If the board determines that your complaint is not within its jurisdiction, you will receive a letter explaining this, including information about other forums that may be more appropriate for your complaint.
How to Make a Complaint to the British Columbia Emergency Health Services Corporation
The British Columbia Emergency Health Services Corporation (BCEHS) is responsible for the British Columbia Ambulance Service, and they are committed to putting patient needs first. For more information, please see the Provincial Health Services Authority Compliments and Complaints process.
For EMAs: What happens if a complaint is made against me?
If a complaint is made against you, the board will send you a letter asking you to submit your account of the incident. The board will then review your response and the original complaint.
If the board determines no further action is required, the board will close your complaint file and send you a letter notifying you of its decision.
If the board determines further action is required, it may refer the complaint to the Investigation Committee and you may be contacted by the committee for additional information.
The complaints process flow chart can be found here.
Role of the Investigation Committee
The Investigation Committee is appointed by the board and acts independently. The board refers complaints to the committee for investigation as necessary.
The committee conducts an investigation of the complaint and reports its findings to the board. Based on the findings, the committee will recommend a hearing if it is warranted.
In accordance with the Complaint, Investigation and Hearing Procedure Rules, Part 1 (PDF, 26KB), the Investigation Committee is comprised of at least three people – one must be a physician and one must be a person who represents the paramedic community.
Current Investigation Committee members
- Dr. Peter MacDonald, emergency room physician, chair
- Robbin Norgren, paramedic advisor, ACP, member
- Lisa Constable, RN, BScN, MSN, member
- Jeff Miller, FR advisor, EMA FR, member
What if I want someone to represent me to the board?
You may appoint a representative in accordance with the board’s policy on a representative (PDF, 192KB). The board will only discuss your case with a third party if you submit the Authorization of Representative form (PDF, 264KB) to email@example.com. Your representative may be present during the complaint investigation but may not speak on your behalf.

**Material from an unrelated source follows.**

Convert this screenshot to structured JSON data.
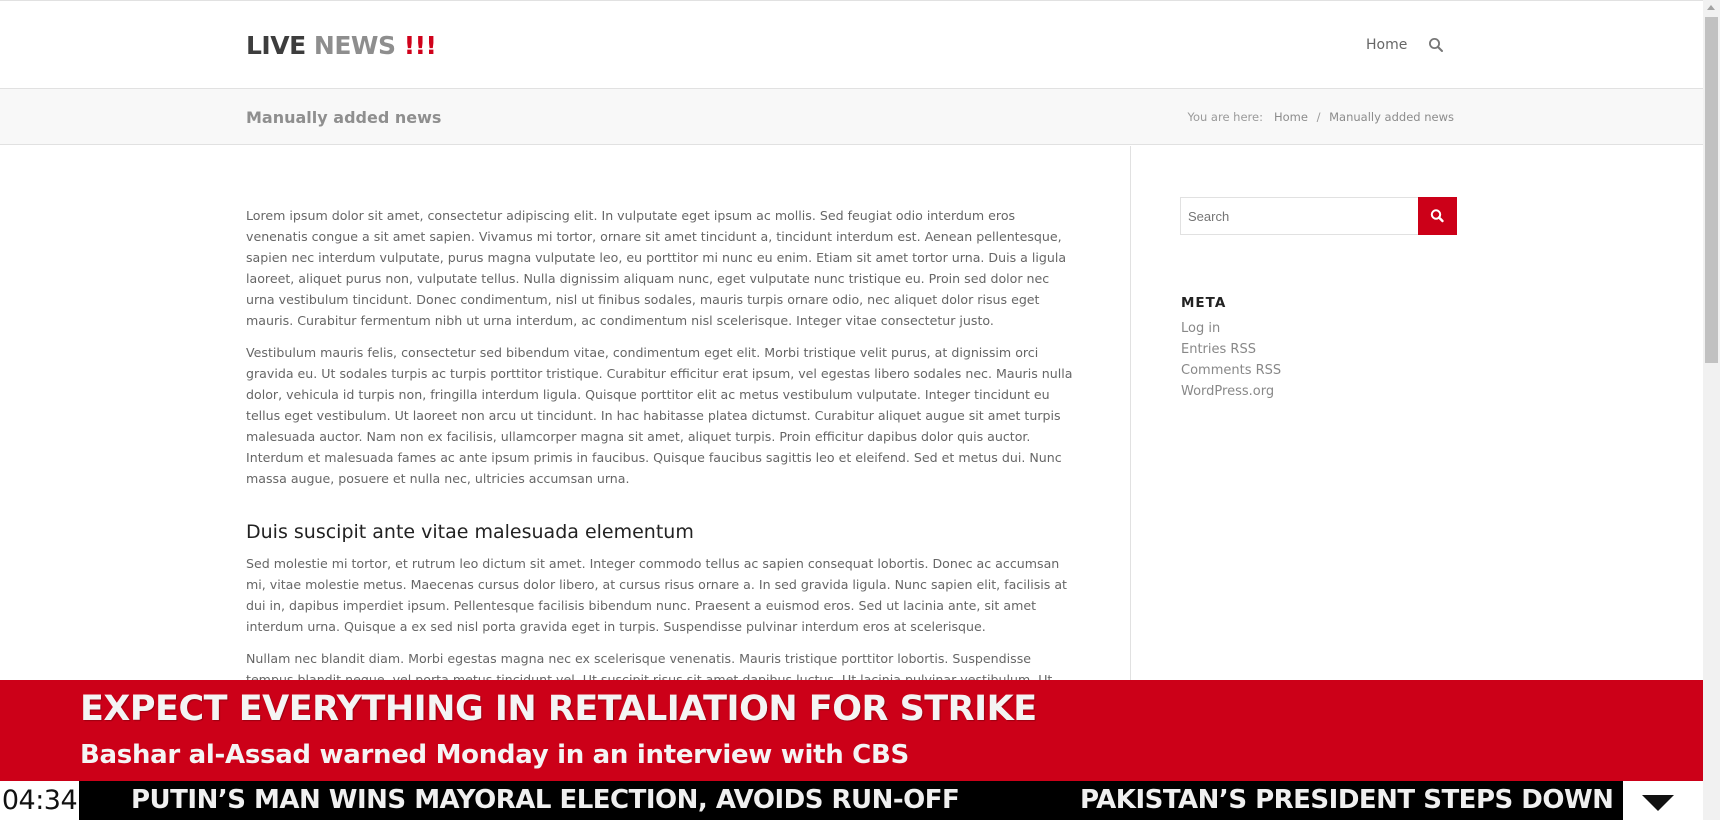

The board has the right to deal directly with you if it is of the opinion that your representative is not working in your best interest or is obstructing the process.